* _WHAT YOU NEED TO DO_:
Output the entries verbatim, including every line.
-------- DATA EXCERPTS
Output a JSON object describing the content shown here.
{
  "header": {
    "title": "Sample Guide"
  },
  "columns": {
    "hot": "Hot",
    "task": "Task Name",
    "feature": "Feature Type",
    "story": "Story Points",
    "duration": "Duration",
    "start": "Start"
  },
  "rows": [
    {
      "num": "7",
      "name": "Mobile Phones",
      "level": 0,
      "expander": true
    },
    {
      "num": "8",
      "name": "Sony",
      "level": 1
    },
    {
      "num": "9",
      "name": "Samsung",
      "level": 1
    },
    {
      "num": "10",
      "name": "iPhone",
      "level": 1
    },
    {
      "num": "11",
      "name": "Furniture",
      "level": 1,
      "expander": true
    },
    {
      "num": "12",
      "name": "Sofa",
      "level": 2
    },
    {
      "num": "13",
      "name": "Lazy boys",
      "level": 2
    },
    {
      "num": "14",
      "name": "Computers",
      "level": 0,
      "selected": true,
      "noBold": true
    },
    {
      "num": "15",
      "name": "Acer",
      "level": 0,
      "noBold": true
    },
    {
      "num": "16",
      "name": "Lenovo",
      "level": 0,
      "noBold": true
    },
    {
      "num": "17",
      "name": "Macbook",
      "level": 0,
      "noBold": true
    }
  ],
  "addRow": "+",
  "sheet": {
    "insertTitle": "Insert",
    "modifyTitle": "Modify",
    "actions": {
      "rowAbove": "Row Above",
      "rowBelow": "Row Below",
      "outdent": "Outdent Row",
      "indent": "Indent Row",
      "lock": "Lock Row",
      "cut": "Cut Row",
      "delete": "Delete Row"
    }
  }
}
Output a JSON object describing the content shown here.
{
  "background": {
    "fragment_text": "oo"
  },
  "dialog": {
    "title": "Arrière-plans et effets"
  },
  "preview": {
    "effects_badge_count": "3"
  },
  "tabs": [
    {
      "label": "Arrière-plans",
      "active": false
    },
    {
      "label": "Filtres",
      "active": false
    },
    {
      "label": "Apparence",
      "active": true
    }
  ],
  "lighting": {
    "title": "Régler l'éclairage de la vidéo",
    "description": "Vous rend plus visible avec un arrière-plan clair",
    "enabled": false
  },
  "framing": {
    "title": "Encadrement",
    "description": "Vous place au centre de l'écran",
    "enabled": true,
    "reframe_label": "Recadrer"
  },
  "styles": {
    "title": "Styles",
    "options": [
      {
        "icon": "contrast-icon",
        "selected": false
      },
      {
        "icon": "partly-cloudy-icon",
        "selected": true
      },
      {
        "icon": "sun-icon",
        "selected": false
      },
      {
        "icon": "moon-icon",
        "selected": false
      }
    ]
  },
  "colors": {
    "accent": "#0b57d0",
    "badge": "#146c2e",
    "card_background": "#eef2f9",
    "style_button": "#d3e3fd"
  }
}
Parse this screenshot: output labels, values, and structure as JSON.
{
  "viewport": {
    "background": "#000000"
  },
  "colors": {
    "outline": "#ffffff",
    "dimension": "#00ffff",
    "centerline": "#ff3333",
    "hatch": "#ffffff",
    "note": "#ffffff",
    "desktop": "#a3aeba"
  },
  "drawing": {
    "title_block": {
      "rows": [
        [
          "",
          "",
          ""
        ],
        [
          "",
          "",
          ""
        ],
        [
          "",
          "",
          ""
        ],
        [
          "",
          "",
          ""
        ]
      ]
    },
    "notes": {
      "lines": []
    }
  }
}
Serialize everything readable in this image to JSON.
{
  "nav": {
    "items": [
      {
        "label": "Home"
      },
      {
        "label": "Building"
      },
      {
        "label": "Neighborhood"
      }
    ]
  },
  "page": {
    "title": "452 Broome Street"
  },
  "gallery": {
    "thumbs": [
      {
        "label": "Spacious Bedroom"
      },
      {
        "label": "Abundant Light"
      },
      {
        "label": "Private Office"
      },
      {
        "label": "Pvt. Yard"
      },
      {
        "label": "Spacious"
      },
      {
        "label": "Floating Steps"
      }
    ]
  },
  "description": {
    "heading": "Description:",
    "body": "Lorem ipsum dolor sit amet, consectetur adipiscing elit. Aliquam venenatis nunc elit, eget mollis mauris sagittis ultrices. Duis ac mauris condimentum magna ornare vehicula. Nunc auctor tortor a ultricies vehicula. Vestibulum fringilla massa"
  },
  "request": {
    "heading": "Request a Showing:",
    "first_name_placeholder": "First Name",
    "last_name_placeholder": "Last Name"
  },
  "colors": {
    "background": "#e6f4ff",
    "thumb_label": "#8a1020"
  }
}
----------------
* _PROBLEM SOLUTION_:
Output a JSON object describing the content shown here.
{
  "header": {
    "title": "Sample Guide"
  },
  "columns": {
    "hot": "Hot",
    "task": "Task Name",
    "feature": "Feature Type",
    "story": "Story Points",
    "duration": "Duration",
    "start": "Start"
  },
  "rows": [
    {
      "num": "7",
      "name": "Mobile Phones",
      "level": 0,
      "expander": true
    },
    {
      "num": "8",
      "name": "Sony",
      "level": 1
    },
    {
      "num": "9",
      "name": "Samsung",
      "level": 1
    },
    {
      "num": "10",
      "name": "iPhone",
      "level": 1
    },
    {
      "num": "11",
      "name": "Furniture",
      "level": 1,
      "expander": true
    },
    {
      "num": "12",
      "name": "Sofa",
      "level": 2
    },
    {
      "num": "13",
      "name": "Lazy boys",
      "level": 2
    },
    {
      "num": "14",
      "name": "Computers",
      "level": 0,
      "selected": true,
      "noBold": true
    },
    {
      "num": "15",
      "name": "Acer",
      "level": 0,
      "noBold": true
    },
    {
      "num": "16",
      "name": "Lenovo",
      "level": 0,
      "noBold": true
    },
    {
      "num": "17",
      "name": "Macbook",
      "level": 0,
      "noBold": true
    }
  ],
  "addRow": "+",
  "sheet": {
    "insertTitle": "Insert",
    "modifyTitle": "Modify",
    "actions": {
      "rowAbove": "Row Above",
      "rowBelow": "Row Below",
      "outdent": "Outdent Row",
      "indent": "Indent Row",
      "lock": "Lock Row",
      "cut": "Cut Row",
      "delete": "Delete Row"
    }
  }
}
Output a JSON object describing the content shown here.
{
  "background": {
    "fragment_text": "oo"
  },
  "dialog": {
    "title": "Arrière-plans et effets"
  },
  "preview": {
    "effects_badge_count": "3"
  },
  "tabs": [
    {
      "label": "Arrière-plans",
      "active": false
    },
    {
      "label": "Filtres",
      "active": false
    },
    {
      "label": "Apparence",
      "active": true
    }
  ],
  "lighting": {
    "title": "Régler l'éclairage de la vidéo",
    "description": "Vous rend plus visible avec un arrière-plan clair",
    "enabled": false
  },
  "framing": {
    "title": "Encadrement",
    "description": "Vous place au centre de l'écran",
    "enabled": true,
    "reframe_label": "Recadrer"
  },
  "styles": {
    "title": "Styles",
    "options": [
      {
        "icon": "contrast-icon",
        "selected": false
      },
      {
        "icon": "partly-cloudy-icon",
        "selected": true
      },
      {
        "icon": "sun-icon",
        "selected": false
      },
      {
        "icon": "moon-icon",
        "selected": false
      }
    ]
  },
  "colors": {
    "accent": "#0b57d0",
    "badge": "#146c2e",
    "card_background": "#eef2f9",
    "style_button": "#d3e3fd"
  }
}
Parse this screenshot: output labels, values, and structure as JSON.
{
  "viewport": {
    "background": "#000000"
  },
  "colors": {
    "outline": "#ffffff",
    "dimension": "#00ffff",
    "centerline": "#ff3333",
    "hatch": "#ffffff",
    "note": "#ffffff",
    "desktop": "#a3aeba"
  },
  "drawing": {
    "title_block": {
      "rows": [
        [
          "",
          "",
          ""
        ],
        [
          "",
          "",
          ""
        ],
        [
          "",
          "",
          ""
        ],
        [
          "",
          "",
          ""
        ]
      ]
    },
    "notes": {
      "lines": []
    }
  }
}
Serialize everything readable in this image to JSON.
{
  "nav": {
    "items": [
      {
        "label": "Home"
      },
      {
        "label": "Building"
      },
      {
        "label": "Neighborhood"
      }
    ]
  },
  "page": {
    "title": "452 Broome Street"
  },
  "gallery": {
    "thumbs": [
      {
        "label": "Spacious Bedroom"
      },
      {
        "label": "Abundant Light"
      },
      {
        "label": "Private Office"
      },
      {
        "label": "Pvt. Yard"
      },
      {
        "label": "Spacious"
      },
      {
        "label": "Floating Steps"
      }
    ]
  },
  "description": {
    "heading": "Description:",
    "body": "Lorem ipsum dolor sit amet, consectetur adipiscing elit. Aliquam venenatis nunc elit, eget mollis mauris sagittis ultrices. Duis ac mauris condimentum magna ornare vehicula. Nunc auctor tortor a ultricies vehicula. Vestibulum fringilla massa"
  },
  "request": {
    "heading": "Request a Showing:",
    "first_name_placeholder": "First Name",
    "last_name_placeholder": "Last Name"
  },
  "colors": {
    "background": "#e6f4ff",
    "thumb_label": "#8a1020"
  }
}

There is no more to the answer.